**EXCERPTED RECORDS**
---
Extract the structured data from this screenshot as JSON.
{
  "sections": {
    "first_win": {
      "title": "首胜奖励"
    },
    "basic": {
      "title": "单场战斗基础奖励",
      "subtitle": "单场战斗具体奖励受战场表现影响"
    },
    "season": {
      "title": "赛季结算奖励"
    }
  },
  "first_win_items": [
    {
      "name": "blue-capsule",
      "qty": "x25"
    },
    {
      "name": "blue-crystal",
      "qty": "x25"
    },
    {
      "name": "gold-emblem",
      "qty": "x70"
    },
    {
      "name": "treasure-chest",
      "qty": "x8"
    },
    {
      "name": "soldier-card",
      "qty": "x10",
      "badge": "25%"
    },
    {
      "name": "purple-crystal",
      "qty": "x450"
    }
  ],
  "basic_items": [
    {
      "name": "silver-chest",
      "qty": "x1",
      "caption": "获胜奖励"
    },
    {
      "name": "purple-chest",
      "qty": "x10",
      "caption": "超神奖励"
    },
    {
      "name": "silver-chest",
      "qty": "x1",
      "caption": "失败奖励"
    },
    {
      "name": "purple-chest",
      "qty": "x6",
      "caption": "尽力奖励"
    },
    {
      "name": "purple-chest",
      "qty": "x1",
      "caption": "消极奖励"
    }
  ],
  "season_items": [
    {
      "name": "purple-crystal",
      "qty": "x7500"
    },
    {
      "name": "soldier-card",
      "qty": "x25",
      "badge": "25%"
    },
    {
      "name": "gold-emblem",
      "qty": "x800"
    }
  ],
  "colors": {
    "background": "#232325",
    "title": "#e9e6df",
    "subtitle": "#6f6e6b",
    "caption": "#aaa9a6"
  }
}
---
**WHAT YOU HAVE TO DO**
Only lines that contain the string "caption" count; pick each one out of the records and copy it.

**THE ANSWER**
      "caption": "获胜奖励"
      "caption": "超神奖励"
      "caption": "失败奖励"
      "caption": "尽力奖励"
      "caption": "消极奖励"
    "caption": "#aaa9a6"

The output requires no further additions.